A research infrastructure (RI) is an ecosystem of social, technical, human, and material resources created by a specific community to enable and support rigorous and sustained research. While the individual elements within this ecosystem vary greatly across different communities, thinking of an RI in terms of a dynamic, interconnected, and interdependent network of relationships, agreements, and incentives provides a framework for understanding how it operates. We are working to build an RI focused on higher education in prison (HEP).
Individuals and organizations rely on formal and informal connections to coordinate with one another—knowingly or not—in developing and sharing information, intentions, resources, guidelines, practices, and standards.
The domain of public health research consists of a chain of connections from members of the public to doctors, government agencies, researchers, and policy makers. Even though most members of these groups have no direct interaction with each other, they collectively contribute to understanding and improving health outcomes for large populations of people through coordinated research, public policy, and practice.
The relationship between program coordinators, instructors, and DOC personnel enables HEP programs to operate for the benefit of students. All three of these stakeholder groups use and contribute to the work of HEP researchers even though direct connections between them may be scarce. In this way, researchers, practitioners, and students are involved in a web of relationships that creates and consumes research.
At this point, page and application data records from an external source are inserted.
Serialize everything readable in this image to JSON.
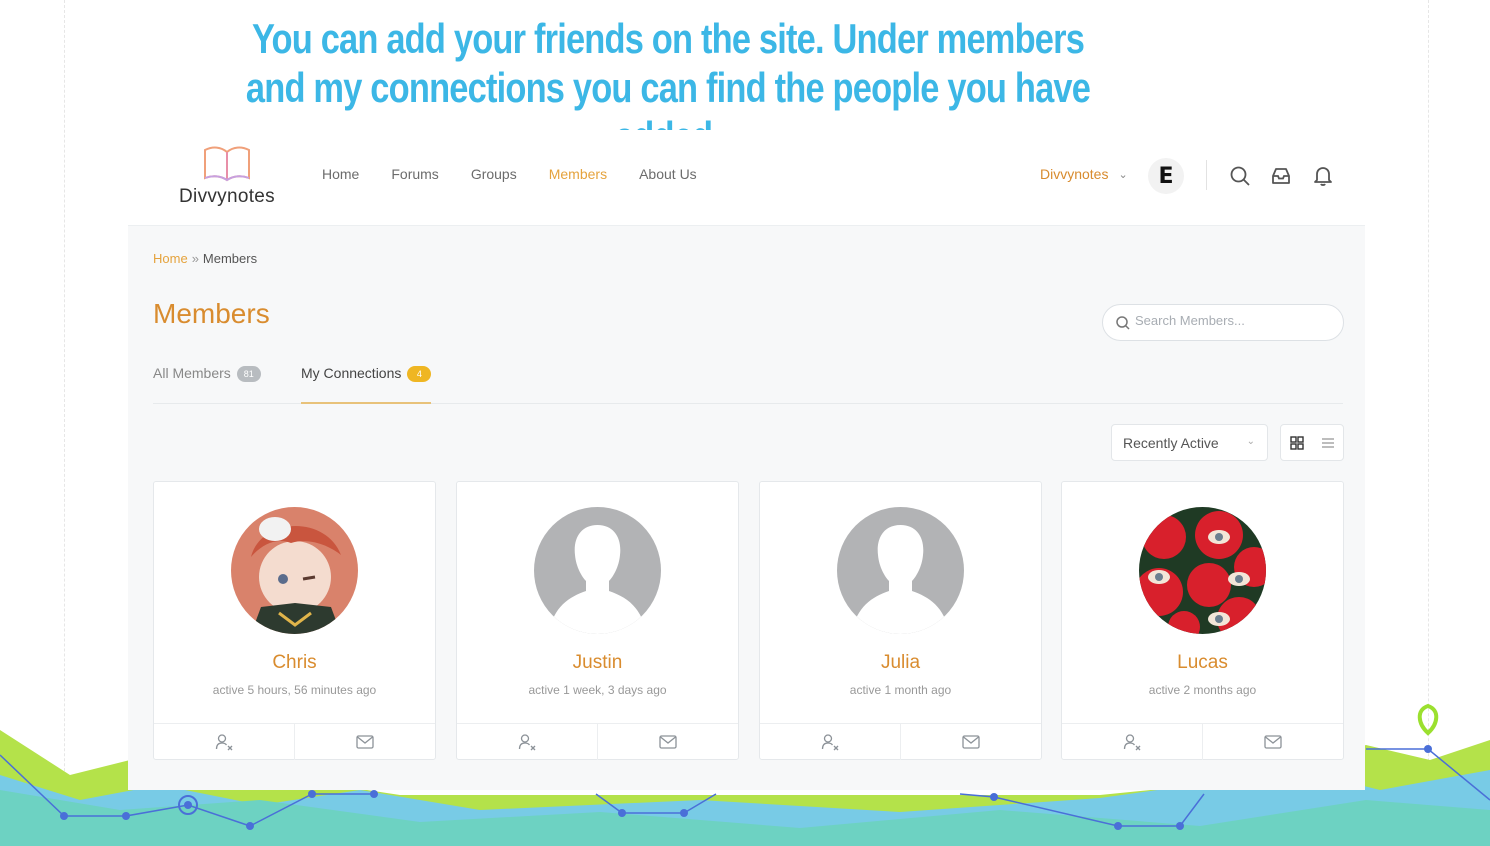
{
  "caption": "You can add your friends on the site. Under members and my connections you can find the people you have added.",
  "colors": {
    "accent": "#e5a33d",
    "caption": "#3cb7e6",
    "badge_gold": "#efb623"
  },
  "logo": {
    "text": "Divvynotes",
    "icon": "open-book-icon"
  },
  "nav": {
    "items": [
      "Home",
      "Forums",
      "Groups",
      "Members",
      "About Us"
    ],
    "active": "Members"
  },
  "user_menu": {
    "name": "Divvynotes",
    "avatar_text": "E",
    "icons": [
      "search-icon",
      "inbox-icon",
      "bell-icon"
    ]
  },
  "breadcrumb": {
    "home": "Home",
    "separator": "»",
    "current": "Members"
  },
  "page": {
    "title": "Members"
  },
  "search": {
    "placeholder": "Search Members..."
  },
  "tabs": [
    {
      "label": "All Members",
      "count": "81",
      "active": false
    },
    {
      "label": "My Connections",
      "count": "4",
      "active": true
    }
  ],
  "sort": {
    "selected": "Recently Active"
  },
  "view_toggle": {
    "selected": "grid"
  },
  "members": [
    {
      "name": "Chris",
      "status": "active 5 hours, 56 minutes ago",
      "avatar": "anime-character"
    },
    {
      "name": "Justin",
      "status": "active 1 week, 3 days ago",
      "avatar": "default"
    },
    {
      "name": "Julia",
      "status": "active 1 month ago",
      "avatar": "default"
    },
    {
      "name": "Lucas",
      "status": "active 2 months ago",
      "avatar": "red-flowers-eyes"
    }
  ]
}
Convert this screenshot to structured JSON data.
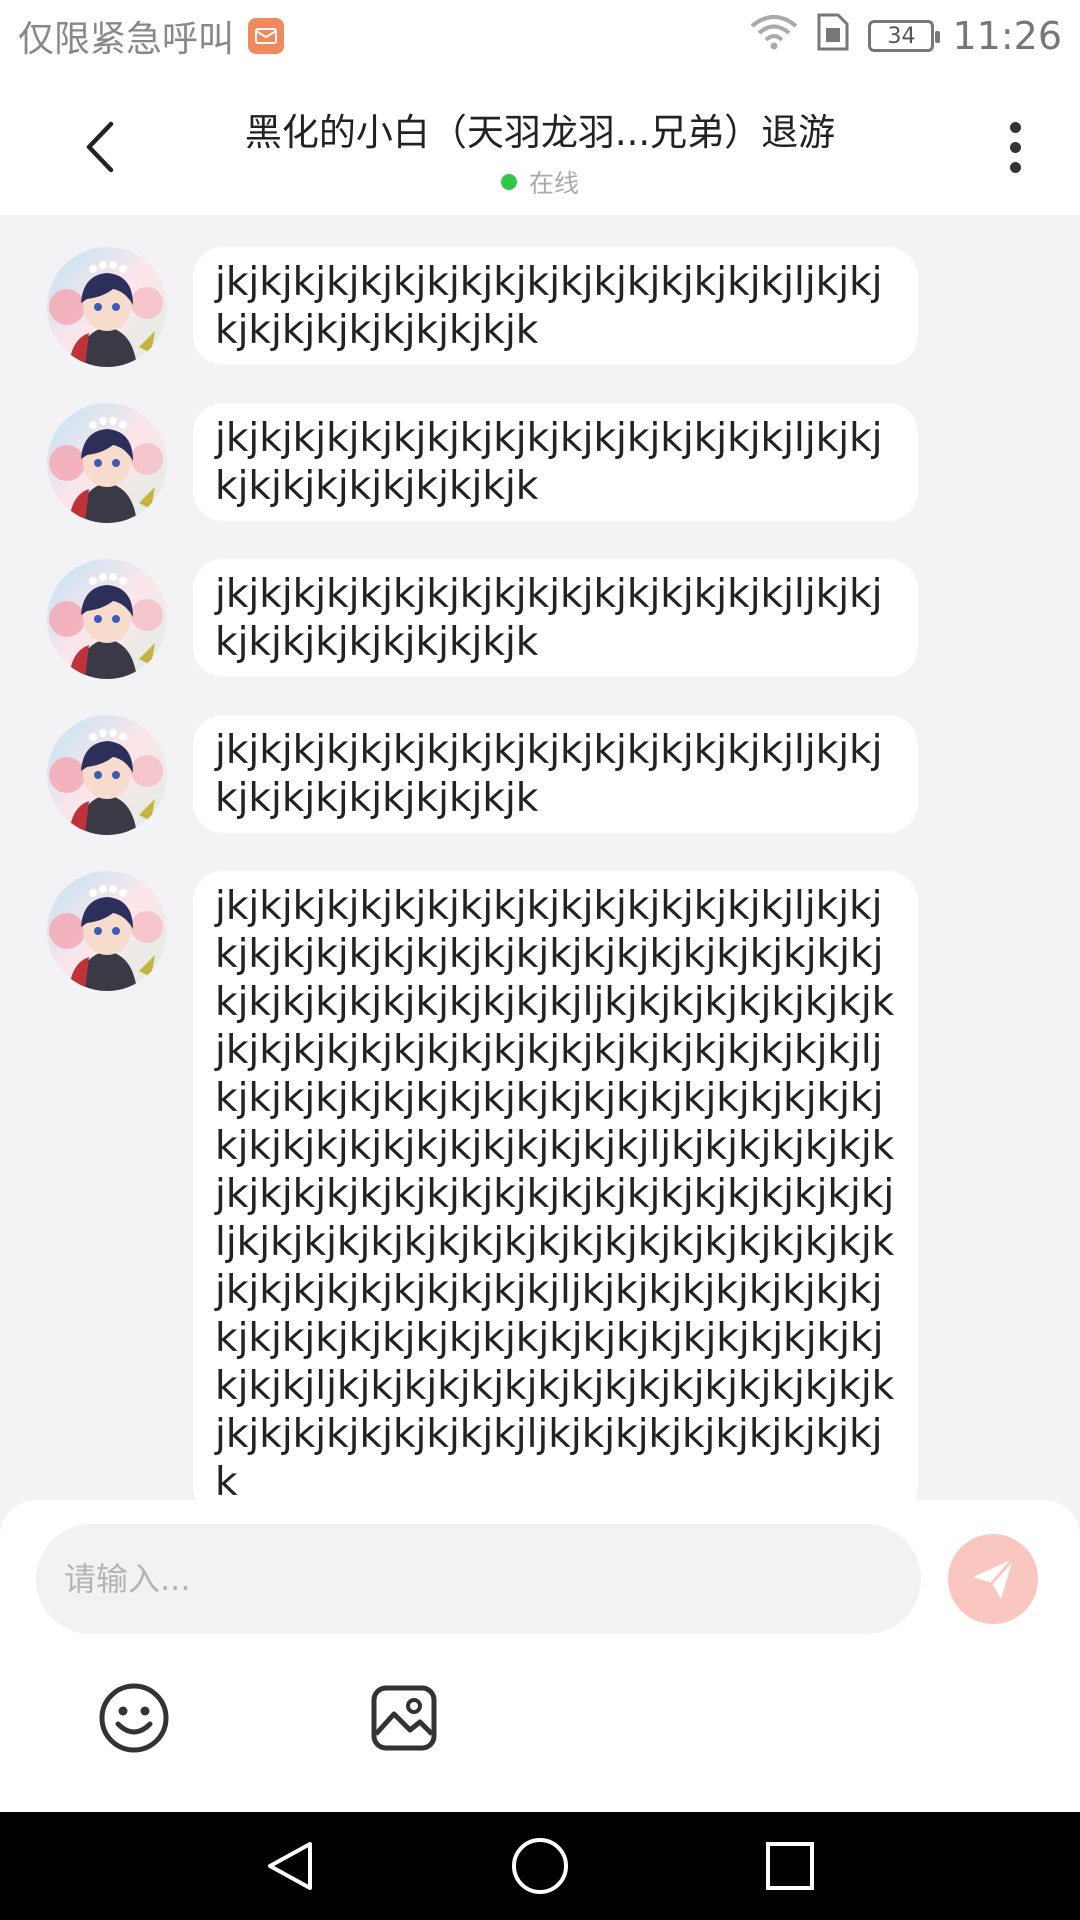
{
  "status_bar": {
    "carrier_text": "仅限紧急呼叫",
    "battery": "34",
    "time": "11:26",
    "icons": [
      "mail-icon",
      "wifi-icon",
      "sim-icon",
      "battery-icon"
    ]
  },
  "header": {
    "title": "黑化的小白（天羽龙羽...兄弟）退游",
    "status": "在线",
    "status_color": "#2fc64a"
  },
  "messages": [
    {
      "text": "jkjkjkjkjkjkjkjkjkjkjkjkjkjkjkjkjkjljkjkjkjkjkjkjkjkjkjkjkjk"
    },
    {
      "text": "jkjkjkjkjkjkjkjkjkjkjkjkjkjkjkjkjkjljkjkjkjkjkjkjkjkjkjkjkjk"
    },
    {
      "text": "jkjkjkjkjkjkjkjkjkjkjkjkjkjkjkjkjkjljkjkjkjkjkjkjkjkjkjkjkjk"
    },
    {
      "text": "jkjkjkjkjkjkjkjkjkjkjkjkjkjkjkjkjkjljkjkjkjkjkjkjkjkjkjkjkjk"
    },
    {
      "text": "jkjkjkjkjkjkjkjkjkjkjkjkjkjkjkjkjkjljkjkjkjkjkjkjkjkjkjkjkjkjkjkjkjkjkjkjkjkjkjkjkjkjkjkjkjkjkjkjkjkjkjljkjkjkjkjkjkjkjkjkjkjkjkjkjkjkjkjkjkjkjkjkjkjkjkjkjkjkjkjljkjkjkjkjkjkjkjkjkjkjkjkjkjkjkjkjkjkjkjkjkjkjkjkjkjkjkjkjkjkjkjkjkjljkjkjkjkjkjkjkjkjkjkjkjkjkjkjkjkjkjkjkjkjkjkjkjkjkjkjkjljkjkjkjkjkjkjkjkjkjkjkjkjkjkjkjkjkjkjkjkjkjkjkjkjkjkjkjkjkjkjljkjkjkjkjkjkjkjkjkjkjkjkjkjkjkjkjkjkjkjkjkjkjkjkjkjkjkjkjkjkjkjkjljkjkjkjkjkjkjkjkjkjkjkjkjkjkjkjkjkjkjkjkjkjkjkjkjkjkjljkjkjkjkjkjkjkjkjkjkjk"
    }
  ],
  "composer": {
    "placeholder": "请输入...",
    "send_color": "#f9c6c0"
  },
  "toolbar": {
    "icons": [
      "emoji-icon",
      "image-icon"
    ]
  },
  "nav_bar": {
    "icons": [
      "back-triangle-icon",
      "home-circle-icon",
      "recent-square-icon"
    ]
  }
}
The creation or expansion of an organization devoted to collecting, managing, and sharing data on HEP student outcomes stands to bridge gaps in existing HEP relationships by enhancing collaboration among stakeholders. Such collaboration would also help coordinate the widespread implementation of evidence-based practices determined to maximize student outcomes.
Accepted standards and modes of research and practice govern the creation, dissemination, and consumption of research products, thereby establishing and regulating the ways in which the research community conducts its work.
One of the foundational principles of contemporary research involving people is the idea of informed consent. In large part due to federal regulations and deep discussions about ethics, almost all research involving people begins with providing participants with standard and detailed information about what the research process entails, how participation is optional, and what risks (if any) participants may incur.
A key ethical agreement among researchers is that some populations of participants require additional procedures and protections from being coerced into research participation. Incarcerated individuals, including students in HEP programs, are one such group that the research community has agreed should be given extra consideration due to the lack of autonomy and freedom they experience in so many other aspects of their lives.
Privileging participatory action research (PAR) presents an opportunity for the field of HEP to broaden the methodologies and metrics it uses to examine program outcomes and steer research toward student-centered outcomes. By directly including incarcerated and formerly-incarcerated students in the research process, PAR intentionally blurs the lines between the researchers and the researched to affect real and lasting change.
Structures provide rewards and consequences for the community’s relationships and agreements, and guide the movement of material and social resources throughout the research infrastructure to sustain itself.
In the US public education system, data collection on student achievement is often tied to incentives at the federal, state, and/or local level. Under the Elementary and Secondary Education Act, for instance, schools classified as “Title I” receive extra funding. In exchange, they must also demonstrate evidence of a variety of improvements, including in learning outcomes.
Government appropriations account for a powerful HEP incentive. State and federal funding supports the establishment and maintenance of college-in-prison programs while also establishing crucial pathways for data collection and evaluation. Public funding efforts that mandate reporting and research for the betterment of HEP, like California Senate Bill 1391, represent ways that financial incentives can bolster the work of existing relationships and agreements essential to an HEP RI.
Strengthening the connection between public funding and research, particularly at the federal level, offers HEP the ability to critically engage in discussions on the quality of programming. The restoration of Pell Grants presents an opportunity to establish standards of practice for collecting and reporting on data that can enhance student outcomes while also incentivizing the proliferation of new and existing college-in-prison programs.